> **EXERCISE**
Look at every line below and count those containing "Harga". Answer with the number only.

INPUT below:

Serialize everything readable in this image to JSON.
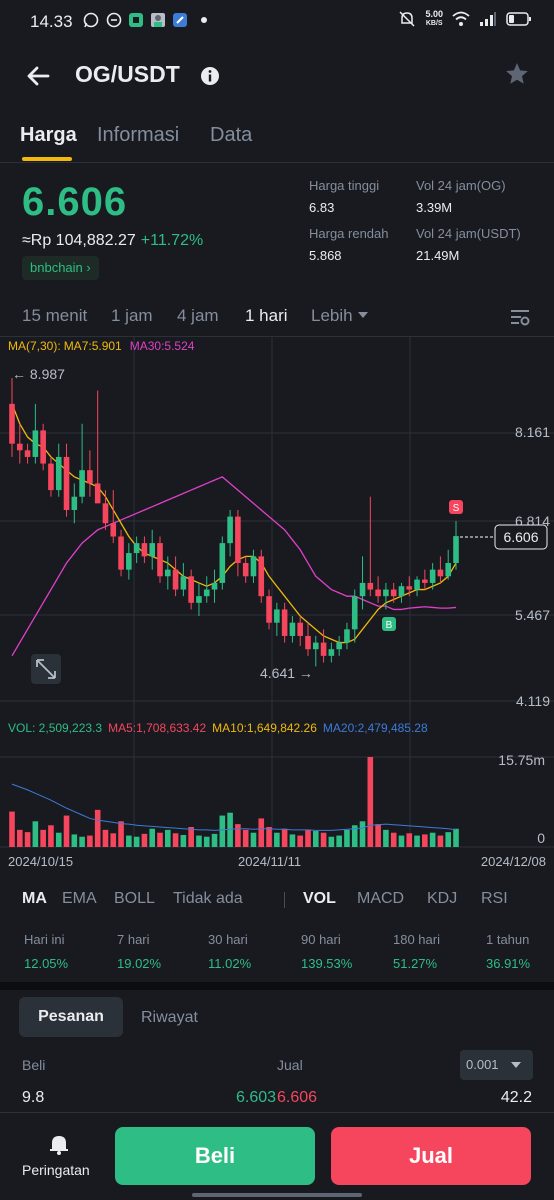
{
  "status_bar": {
    "time": "14.33",
    "net_speed_value": "5.00",
    "net_speed_unit": "KB/S"
  },
  "header": {
    "title": "OG/USDT"
  },
  "tabs": [
    {
      "label": "Harga"
    },
    {
      "label": "Informasi"
    },
    {
      "label": "Data"
    }
  ],
  "price": {
    "last": "6.606",
    "approx": "≈Rp 104,882.27",
    "change": "+11.72%",
    "chain": "bnbchain"
  },
  "stats": {
    "high_label": "Harga tinggi",
    "high_value": "6.83",
    "low_label": "Harga rendah",
    "low_value": "5.868",
    "vol_base_label": "Vol 24 jam(OG)",
    "vol_base_value": "3.39M",
    "vol_quote_label": "Vol 24 jam(USDT)",
    "vol_quote_value": "21.49M"
  },
  "intervals": [
    "15 menit",
    "1 jam",
    "4 jam",
    "1 hari",
    "Lebih"
  ],
  "chart": {
    "ma_legend": {
      "ma_label": "MA(7,30):",
      "ma7": "MA7:5.901",
      "ma30": "MA30:5.524"
    },
    "vol_legend": {
      "vol": "VOL: 2,509,223.3",
      "ma5": "MA5:1,708,633.42",
      "ma10": "MA10:1,649,842.26",
      "ma20": "MA20:2,479,485.28"
    },
    "price_axis": [
      "8.161",
      "6.814",
      "5.467",
      "4.119"
    ],
    "volume_axis": [
      "15.75m",
      "0"
    ],
    "high_marker": "← 8.987",
    "low_marker": "4.641 →",
    "current_price_tag": "6.606",
    "buy_marker": "B",
    "sell_marker": "S",
    "dates": [
      "2024/10/15",
      "2024/11/11",
      "2024/12/08"
    ],
    "colors": {
      "up": "#2ebd85",
      "down": "#f6465d",
      "ma7": "#f0b90b",
      "ma30": "#e040c8",
      "vol_ma20": "#3e7bd6"
    }
  },
  "chart_data": {
    "type": "candlestick",
    "x_start": "2024/10/14",
    "x_end": "2024/12/08",
    "ylim": [
      4.119,
      9.0
    ],
    "candles": [
      [
        8.6,
        8.99,
        7.8,
        8.0
      ],
      [
        8.0,
        8.3,
        7.7,
        7.9
      ],
      [
        7.9,
        8.0,
        7.7,
        7.8
      ],
      [
        7.8,
        8.6,
        7.7,
        8.2
      ],
      [
        8.2,
        8.3,
        7.6,
        7.7
      ],
      [
        7.7,
        7.8,
        7.2,
        7.3
      ],
      [
        7.3,
        8.0,
        7.2,
        7.8
      ],
      [
        7.8,
        8.0,
        6.9,
        7.0
      ],
      [
        7.0,
        7.4,
        6.8,
        7.2
      ],
      [
        7.2,
        8.3,
        7.1,
        7.6
      ],
      [
        7.6,
        7.9,
        7.2,
        7.4
      ],
      [
        7.4,
        8.8,
        7.3,
        7.1
      ],
      [
        7.1,
        7.3,
        6.7,
        6.8
      ],
      [
        6.8,
        7.3,
        6.5,
        6.6
      ],
      [
        6.6,
        6.7,
        6.0,
        6.1
      ],
      [
        6.1,
        6.5,
        5.95,
        6.35
      ],
      [
        6.35,
        6.6,
        6.2,
        6.5
      ],
      [
        6.5,
        6.6,
        6.2,
        6.3
      ],
      [
        6.3,
        6.7,
        6.1,
        6.5
      ],
      [
        6.5,
        6.6,
        5.9,
        6.0
      ],
      [
        6.0,
        6.3,
        5.8,
        6.1
      ],
      [
        6.1,
        6.3,
        5.7,
        5.8
      ],
      [
        5.8,
        6.2,
        5.7,
        6.0
      ],
      [
        6.0,
        6.1,
        5.5,
        5.6
      ],
      [
        5.6,
        5.9,
        5.4,
        5.7
      ],
      [
        5.7,
        6.0,
        5.6,
        5.8
      ],
      [
        5.8,
        6.1,
        5.6,
        5.9
      ],
      [
        5.9,
        6.6,
        5.8,
        6.5
      ],
      [
        6.5,
        7.0,
        6.3,
        6.9
      ],
      [
        6.9,
        7.0,
        6.0,
        6.2
      ],
      [
        6.2,
        6.3,
        5.9,
        6.0
      ],
      [
        6.0,
        6.4,
        5.9,
        6.3
      ],
      [
        6.3,
        6.4,
        5.6,
        5.7
      ],
      [
        5.7,
        5.8,
        5.2,
        5.3
      ],
      [
        5.3,
        5.6,
        5.1,
        5.5
      ],
      [
        5.5,
        5.6,
        5.0,
        5.1
      ],
      [
        5.1,
        5.4,
        5.0,
        5.3
      ],
      [
        5.3,
        5.4,
        4.95,
        5.1
      ],
      [
        5.1,
        5.3,
        4.8,
        4.9
      ],
      [
        4.9,
        5.1,
        4.641,
        5.0
      ],
      [
        5.0,
        5.2,
        4.7,
        4.8
      ],
      [
        4.8,
        5.0,
        4.7,
        4.9
      ],
      [
        4.9,
        5.1,
        4.8,
        5.0
      ],
      [
        5.0,
        5.3,
        4.9,
        5.2
      ],
      [
        5.2,
        5.8,
        5.0,
        5.7
      ],
      [
        5.7,
        6.3,
        5.5,
        5.9
      ],
      [
        5.9,
        7.2,
        5.7,
        5.8
      ],
      [
        5.8,
        6.0,
        5.6,
        5.7
      ],
      [
        5.7,
        5.9,
        5.5,
        5.8
      ],
      [
        5.8,
        5.9,
        5.6,
        5.7
      ],
      [
        5.7,
        5.9,
        5.6,
        5.85
      ],
      [
        5.85,
        6.0,
        5.7,
        5.8
      ],
      [
        5.8,
        6.0,
        5.7,
        5.95
      ],
      [
        5.95,
        6.1,
        5.8,
        5.9
      ],
      [
        5.9,
        6.2,
        5.8,
        6.1
      ],
      [
        6.1,
        6.3,
        5.9,
        6.0
      ],
      [
        6.0,
        6.4,
        5.95,
        6.2
      ],
      [
        6.2,
        6.83,
        6.1,
        6.606
      ]
    ],
    "ma7": [
      8.6,
      8.3,
      8.1,
      8.0,
      7.95,
      7.8,
      7.7,
      7.6,
      7.5,
      7.45,
      7.4,
      7.35,
      7.2,
      7.0,
      6.8,
      6.6,
      6.45,
      6.35,
      6.3,
      6.25,
      6.2,
      6.1,
      6.0,
      5.95,
      5.9,
      5.85,
      5.9,
      6.0,
      6.15,
      6.25,
      6.3,
      6.3,
      6.2,
      6.0,
      5.85,
      5.7,
      5.55,
      5.4,
      5.3,
      5.2,
      5.1,
      5.05,
      5.0,
      5.0,
      5.05,
      5.2,
      5.35,
      5.5,
      5.6,
      5.65,
      5.7,
      5.75,
      5.8,
      5.8,
      5.85,
      5.9,
      6.0,
      6.2
    ],
    "ma30": [
      4.8,
      5.0,
      5.2,
      5.4,
      5.6,
      5.8,
      6.0,
      6.2,
      6.35,
      6.5,
      6.6,
      6.7,
      6.75,
      6.8,
      6.85,
      6.9,
      6.95,
      7.0,
      7.05,
      7.1,
      7.15,
      7.2,
      7.25,
      7.3,
      7.35,
      7.4,
      7.45,
      7.5,
      7.4,
      7.3,
      7.2,
      7.1,
      7.0,
      6.9,
      6.8,
      6.7,
      6.55,
      6.4,
      6.2,
      6.0,
      5.9,
      5.8,
      5.75,
      5.7,
      5.7,
      5.65,
      5.6,
      5.55,
      5.55,
      5.5,
      5.5,
      5.52,
      5.53,
      5.54,
      5.53,
      5.52,
      5.52,
      5.53
    ],
    "volume": [
      6.2,
      3.0,
      2.6,
      4.5,
      3.0,
      3.8,
      2.5,
      5.5,
      2.2,
      1.8,
      2.0,
      6.5,
      3.0,
      2.4,
      4.5,
      2.0,
      1.8,
      2.3,
      3.2,
      2.5,
      3.0,
      2.4,
      2.1,
      3.5,
      2.0,
      1.8,
      2.3,
      5.5,
      6.0,
      4.0,
      3.0,
      2.5,
      5.0,
      3.5,
      2.5,
      3.2,
      2.2,
      2.0,
      3.0,
      2.8,
      2.5,
      1.8,
      2.0,
      3.0,
      3.8,
      4.5,
      15.75,
      4.0,
      3.0,
      2.5,
      2.0,
      2.4,
      2.0,
      2.2,
      2.5,
      2.0,
      2.6,
      3.2
    ],
    "volume_ylim": [
      0,
      15.75
    ],
    "vol_ma20": [
      11,
      10.5,
      10,
      9.4,
      8.8,
      8.2,
      7.5,
      6.8,
      6.2,
      5.6,
      5.0,
      4.7,
      4.5,
      4.3,
      4.1,
      4.0,
      3.8,
      3.7,
      3.6,
      3.5,
      3.4,
      3.3,
      3.2,
      3.1,
      3.0,
      3.0,
      2.9,
      3.0,
      3.1,
      3.2,
      3.2,
      3.1,
      3.2,
      3.2,
      3.1,
      3.1,
      3.0,
      3.0,
      3.0,
      2.9,
      2.9,
      2.9,
      3.0,
      3.1,
      3.2,
      3.3,
      3.8,
      3.9,
      4.0,
      3.9,
      3.8,
      3.7,
      3.6,
      3.5,
      3.4,
      3.3,
      3.2,
      3.0
    ]
  },
  "indicators_main": [
    "MA",
    "EMA",
    "BOLL",
    "Tidak ada"
  ],
  "indicators_sub": [
    "VOL",
    "MACD",
    "KDJ",
    "RSI"
  ],
  "performance": [
    {
      "label": "Hari ini",
      "value": "12.05%"
    },
    {
      "label": "7 hari",
      "value": "19.02%"
    },
    {
      "label": "30 hari",
      "value": "11.02%"
    },
    {
      "label": "90 hari",
      "value": "139.53%"
    },
    {
      "label": "180 hari",
      "value": "51.27%"
    },
    {
      "label": "1 tahun",
      "value": "36.91%"
    }
  ],
  "orders": {
    "tab_orders": "Pesanan",
    "tab_history": "Riwayat",
    "col_buy": "Beli",
    "col_sell": "Jual",
    "precision": "0.001",
    "bid_qty": "9.8",
    "bid_price": "6.603",
    "ask_price": "6.606",
    "ask_qty": "42.2"
  },
  "bottom": {
    "alert_label": "Peringatan",
    "buy_label": "Beli",
    "sell_label": "Jual"
  }
}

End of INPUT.

> **WRITTEN ANSWER**
3